With reports from several studies showing the benefits of teaching young children about morphemes, this book is essential reading for anyone concerned with helping children to read and write.
By breaking words down into chunks of meaning that can be analyzed as complete units rather than as strings of individual letters, children are better able to make sense of the often contradictory spelling and reading rules of English. As a result, their enjoyment of learning about words increases, and their literacy skills improve. Written by leading researchers for trainee teachers, practising teachers and interested parents, this highly accessible and innovative book provides sound, evidence-based advice and materials that can be used to help teach children about morphemes, and highlights the beneficial effects of this approach.
Table of Contents
Part 1: What is the Issue? 1. Morphemes and Literacy: A Starting Point 2. What Knowledge of Morphemes Do Children and Adults Show in the Way That They Spell Words Part 2: What Does the Research Tell Us? 3. From the Laboratory to the Classroom 4. An Interview Program for Teaching Children about Morphemes in the Classroom: Effects on Spelling 5. An Intervention Program for Classroom Teaching About Morphemes: Effects on the Children’s Vocabulary 6. Can We Increase Teacher’s Awareness of Morphology and Have an Impact on Their Pupils’ Spelling? Part 3: What are the Overall Implications? 7. Morphemes and Literacy: Context and Conclusions
Terezinha Nunes is Professor of Educational Studies at the University of Oxford and Fellow of Harris-Manchester College, Oxford.
Peter Bryant is Visiting Professor of Psychology at Oxford Brookes University, UK and Emeritus Fellow of Wolfson College, Oxford.
'The book is extremely well written with excellent illustrations and will be useful to a wide audience. Students of psychology and education will find a very clear exposition of morphemes and why they are important for spelling'. - British Journal of Educational Psychology
'Although primary teachers are the main target audience for this book, I think that teachers and trainers of adult literacy would also find it instructive in terms of broadening their understanding of how we learn to spell.' - Kerry Doyle, Northbrook College of Further and Higher Education
'The book is a challenge to advocates of predominantly phonetic approaches to spelling and to those who think good spelling is simply a matter of effective memorisation.
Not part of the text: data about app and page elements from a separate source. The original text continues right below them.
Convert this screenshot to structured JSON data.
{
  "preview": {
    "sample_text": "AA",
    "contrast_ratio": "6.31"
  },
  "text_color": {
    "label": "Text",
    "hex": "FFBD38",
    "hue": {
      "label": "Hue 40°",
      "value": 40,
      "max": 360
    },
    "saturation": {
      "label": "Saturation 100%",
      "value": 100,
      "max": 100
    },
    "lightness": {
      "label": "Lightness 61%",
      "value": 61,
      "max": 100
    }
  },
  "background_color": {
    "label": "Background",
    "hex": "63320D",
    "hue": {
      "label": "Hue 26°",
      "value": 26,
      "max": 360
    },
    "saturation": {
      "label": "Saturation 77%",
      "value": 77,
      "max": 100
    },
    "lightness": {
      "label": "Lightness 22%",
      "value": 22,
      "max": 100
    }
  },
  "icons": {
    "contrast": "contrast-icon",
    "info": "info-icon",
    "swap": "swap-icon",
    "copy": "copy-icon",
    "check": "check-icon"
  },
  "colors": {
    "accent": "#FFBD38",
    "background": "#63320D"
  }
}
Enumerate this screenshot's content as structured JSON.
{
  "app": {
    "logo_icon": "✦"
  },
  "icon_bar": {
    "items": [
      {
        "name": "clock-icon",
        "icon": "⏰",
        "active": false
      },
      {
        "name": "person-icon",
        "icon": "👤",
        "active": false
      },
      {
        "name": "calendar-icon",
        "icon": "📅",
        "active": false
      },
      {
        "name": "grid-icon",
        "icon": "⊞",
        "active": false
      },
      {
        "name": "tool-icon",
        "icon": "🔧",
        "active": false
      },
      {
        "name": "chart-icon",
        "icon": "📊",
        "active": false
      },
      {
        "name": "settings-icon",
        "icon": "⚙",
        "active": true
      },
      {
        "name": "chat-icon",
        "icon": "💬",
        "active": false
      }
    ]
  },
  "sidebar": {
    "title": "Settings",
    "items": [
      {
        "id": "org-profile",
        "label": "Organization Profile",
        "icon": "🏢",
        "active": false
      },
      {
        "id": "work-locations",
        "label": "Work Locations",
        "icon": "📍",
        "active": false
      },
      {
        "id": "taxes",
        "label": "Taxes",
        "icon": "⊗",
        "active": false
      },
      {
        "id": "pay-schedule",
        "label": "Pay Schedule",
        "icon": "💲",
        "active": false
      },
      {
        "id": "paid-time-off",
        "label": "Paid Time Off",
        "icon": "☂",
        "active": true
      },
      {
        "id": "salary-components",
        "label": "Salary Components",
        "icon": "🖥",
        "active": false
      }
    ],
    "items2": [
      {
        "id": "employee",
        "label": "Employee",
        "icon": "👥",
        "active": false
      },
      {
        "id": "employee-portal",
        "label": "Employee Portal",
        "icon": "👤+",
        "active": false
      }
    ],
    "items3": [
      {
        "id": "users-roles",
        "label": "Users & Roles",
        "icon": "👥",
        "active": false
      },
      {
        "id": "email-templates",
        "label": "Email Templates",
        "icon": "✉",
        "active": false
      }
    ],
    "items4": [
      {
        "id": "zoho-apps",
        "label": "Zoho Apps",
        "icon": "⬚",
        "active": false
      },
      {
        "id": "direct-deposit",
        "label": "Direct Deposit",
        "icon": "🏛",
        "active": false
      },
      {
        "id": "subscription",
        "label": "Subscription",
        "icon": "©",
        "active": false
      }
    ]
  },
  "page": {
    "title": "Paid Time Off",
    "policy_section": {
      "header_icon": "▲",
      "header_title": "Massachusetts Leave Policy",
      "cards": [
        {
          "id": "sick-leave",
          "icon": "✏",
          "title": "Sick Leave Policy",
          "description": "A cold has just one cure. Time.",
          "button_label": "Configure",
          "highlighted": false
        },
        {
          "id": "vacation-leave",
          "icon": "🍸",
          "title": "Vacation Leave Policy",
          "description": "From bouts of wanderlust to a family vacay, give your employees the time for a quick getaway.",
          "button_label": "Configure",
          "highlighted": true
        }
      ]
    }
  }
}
Convincing research evidence is presented from a number of schools in London and Oxford suggesting that teaching morphemes will help to overcome some of the problems associated with the lack of spelling-sound correspondence in the English language.' - escalate.ac.uk
'The book presents challenging ideas and evidence pertinent to the raising of educational standards in reading, spelling, vocabulary extension and comprehension - and to the continuing professional development of teachers by acknowledging and valuing their professionalism.' - The Psychologist